French-brasserie-style restaurants, even those as highly praised as the Michelin-starred Nico in San Francisco, are rarely know for their cocktails. And without a full liquor license, it was hard for Nico to see a way to achieve a menu with drinks as creative and compelling as its food.
Beverage director Maz Naba had a few ideas, though. After a number of false starts, he’s established a program that blends the culinary with the creative, forging a new way to think about cocktails.
Naba’s low-alcohol cocktail program was born out of necessity, since Nico doesn’t have a full liquor license, but it’s testing the limits of how to make flavorful yet quaffable drinks. Using vermouth as a base ingredient, Naba has developed recipes for a range of rotating, low-alcohol concoctions based on his own “spirits”: bourbon, gin, tequila, mezcal, rum, as well as cordials including creme de violette, curacao and others.
After trying to create spirits with sake, and then sherry, the idea to use vermouth came to Naba in a dream.
“It’s kind of kitschy. I know, but that’s what happened,” he notes. “The next day, I came into work and tried to make my own bourbon.”
Naba covered some oak chips in sugar, torched them, adding vanilla bean and steeped the ingredients in dry vermouth. “It comes close to bourbon, but without the heat,” he says, “so then I started looking for cocktails to make with it.”
Among the changing “bourbon” drinks, Naba has concocted a New Fashioned, a take on the Old Fashioned with Tempus Fugit’s Alessio vermouth, a dash of Lillet Rouge and orange bitters.
For his gin, Naba starts with juniper berries and then forages the San Francisco region for Monterey cypress, wild fennel and bay leaf. With it, he makes Aviations, adding a house-made maraschino using hay and his own creme de violette.
The challenge is avoiding a similar flavor profile, since all are based on Noilly Pratt vermouth. The saké experiments resulted in “spirits” that shared a sweet rice flavor, and resulting cocktails that were unbalanced; the sherry versions were too nutty.
While there’s plenty of back-of-house work required to make the spirits and the cocktails, Naba offers just four different cocktails at a time, and they are all batched, bottled and ready for service. The cocktails don’t take much dilution, but the results are easy drinking and a perfect fit for the menu, he says.

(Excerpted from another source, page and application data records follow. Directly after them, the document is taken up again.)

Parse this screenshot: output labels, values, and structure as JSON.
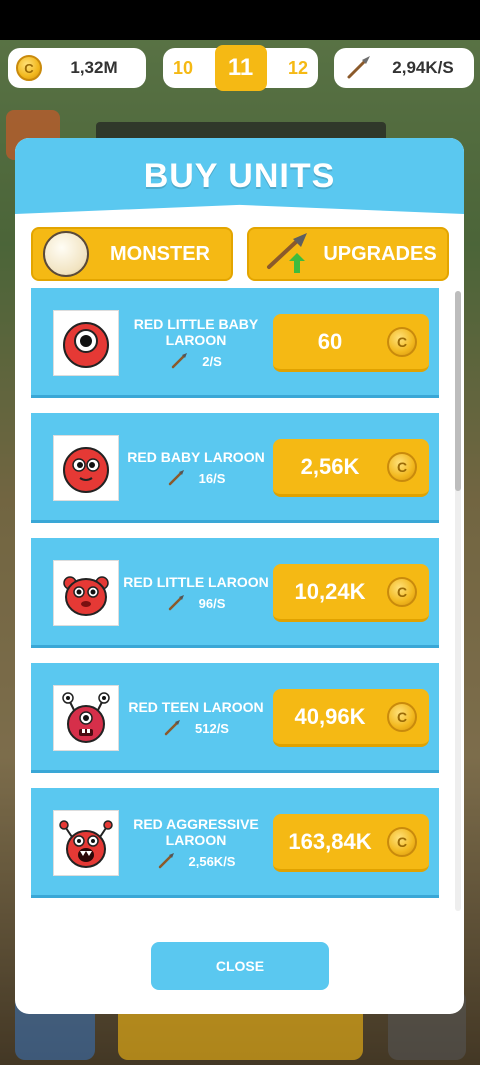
{
  "hud": {
    "coins": "1,32M",
    "level_prev": "10",
    "level_current": "11",
    "level_next": "12",
    "dps": "2,94K/S"
  },
  "modal": {
    "title": "BUY UNITS",
    "tabs": [
      {
        "label": "MONSTER",
        "icon": "egg-icon"
      },
      {
        "label": "UPGRADES",
        "icon": "spear-upgrade-icon"
      }
    ],
    "units": [
      {
        "name": "RED LITTLE BABY LAROON",
        "rate": "2/S",
        "price": "60",
        "icon": "red-little-baby-laroon"
      },
      {
        "name": "RED BABY LAROON",
        "rate": "16/S",
        "price": "2,56K",
        "icon": "red-baby-laroon"
      },
      {
        "name": "RED LITTLE LAROON",
        "rate": "96/S",
        "price": "10,24K",
        "icon": "red-little-laroon"
      },
      {
        "name": "RED TEEN LAROON",
        "rate": "512/S",
        "price": "40,96K",
        "icon": "red-teen-laroon"
      },
      {
        "name": "RED AGGRESSIVE LAROON",
        "rate": "2,56K/S",
        "price": "163,84K",
        "icon": "red-aggressive-laroon"
      }
    ],
    "close_label": "CLOSE"
  },
  "colors": {
    "accent_blue": "#5ac8f0",
    "accent_gold": "#f5b914",
    "monster_red": "#e53935"
  }
}
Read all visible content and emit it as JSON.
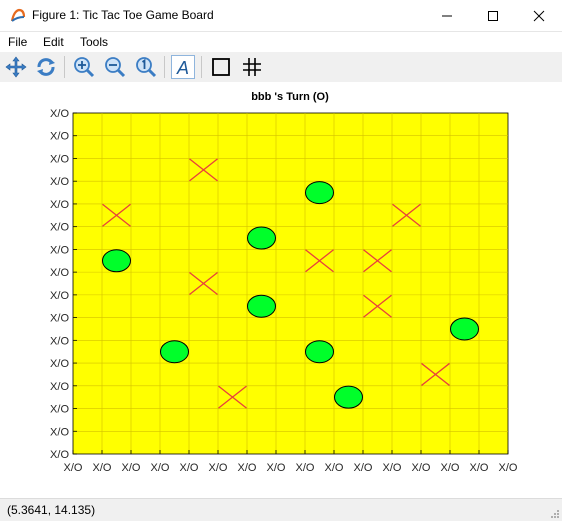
{
  "window": {
    "title": "Figure 1: Tic Tac Toe Game Board"
  },
  "menu": {
    "items": [
      "File",
      "Edit",
      "Tools"
    ]
  },
  "toolbar": {
    "buttons": [
      "pan-icon",
      "rotate-icon",
      "zoom-in-icon",
      "zoom-out-icon",
      "zoom-reset-icon",
      "text-annotation-icon",
      "box-icon",
      "grid-icon"
    ]
  },
  "status": {
    "coords": "(5.3641, 14.135)"
  },
  "colors": {
    "board_background": "#ffff00",
    "o_fill": "#00ff2a",
    "x_stroke": "#e8403c",
    "grid_line": "#d4c200"
  },
  "chart_data": {
    "type": "scatter",
    "title": "bbb 's Turn (O)",
    "xlabel": "",
    "ylabel": "",
    "xlim": [
      0,
      15
    ],
    "ylim": [
      0,
      15
    ],
    "grid": true,
    "x_ticks": [
      0,
      1,
      2,
      3,
      4,
      5,
      6,
      7,
      8,
      9,
      10,
      11,
      12,
      13,
      14,
      15
    ],
    "y_ticks": [
      0,
      1,
      2,
      3,
      4,
      5,
      6,
      7,
      8,
      9,
      10,
      11,
      12,
      13,
      14,
      15
    ],
    "tick_label": "X/O",
    "series": [
      {
        "marker": "O",
        "points": [
          [
            1.5,
            8.5
          ],
          [
            6.5,
            9.5
          ],
          [
            8.5,
            11.5
          ],
          [
            6.5,
            6.5
          ],
          [
            13.5,
            5.5
          ],
          [
            3.5,
            4.5
          ],
          [
            8.5,
            4.5
          ],
          [
            9.5,
            2.5
          ]
        ]
      },
      {
        "marker": "X",
        "points": [
          [
            4.5,
            12.5
          ],
          [
            1.5,
            10.5
          ],
          [
            11.5,
            10.5
          ],
          [
            8.5,
            8.5
          ],
          [
            10.5,
            8.5
          ],
          [
            4.5,
            7.5
          ],
          [
            10.5,
            6.5
          ],
          [
            12.5,
            3.5
          ],
          [
            5.5,
            2.5
          ]
        ]
      }
    ]
  }
}
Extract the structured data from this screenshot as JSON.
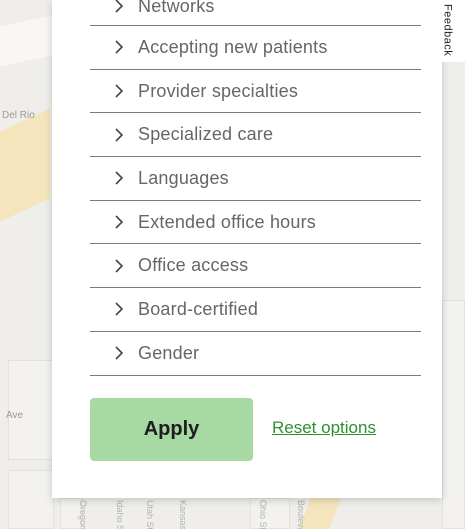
{
  "map": {
    "labels": [
      "Del Rio",
      "Ave"
    ],
    "streets": [
      "Oregon",
      "Idaho St",
      "Utah St",
      "Kansas",
      "Ohio St",
      "Boulevard"
    ]
  },
  "filters": [
    {
      "label": "Networks"
    },
    {
      "label": "Accepting new patients"
    },
    {
      "label": "Provider specialties"
    },
    {
      "label": "Specialized care"
    },
    {
      "label": "Languages"
    },
    {
      "label": "Extended office hours"
    },
    {
      "label": "Office access"
    },
    {
      "label": "Board-certified"
    },
    {
      "label": "Gender"
    }
  ],
  "actions": {
    "apply_label": "Apply",
    "reset_label": "Reset options"
  },
  "feedback": {
    "label": "Feedback"
  },
  "colors": {
    "apply_bg": "#a7d9a3",
    "link": "#2f8f2f",
    "divider": "#7a7a7a"
  }
}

Most important, they make a smooth fit with Nico’s cuisine, Naba says. “They add a new element to the dining experience for a place with a beer-and-wine-only menu.”

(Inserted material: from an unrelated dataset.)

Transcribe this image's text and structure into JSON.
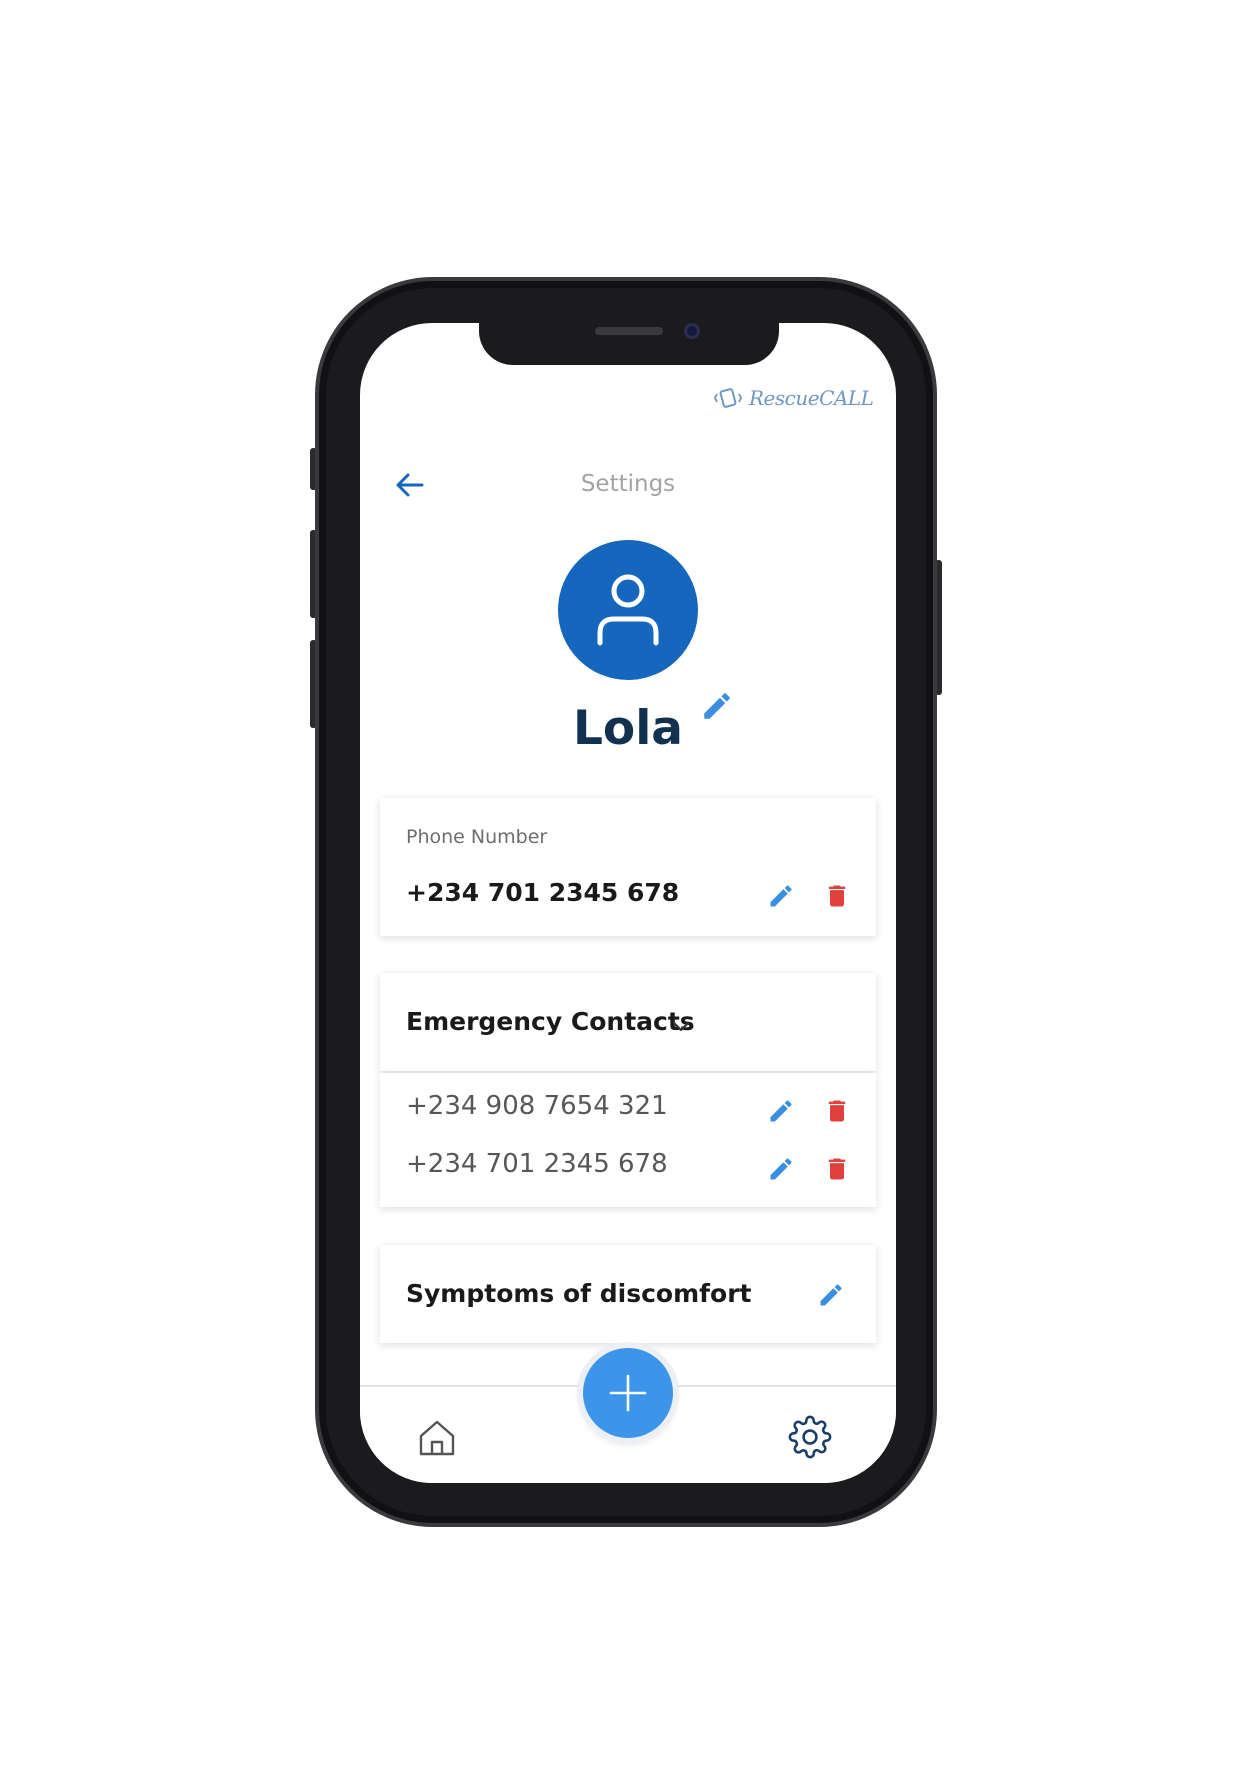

Pictured atop: Nico’s Between The Fireflies cocktail, with Curaçao, nasturtium, lime, and merengue.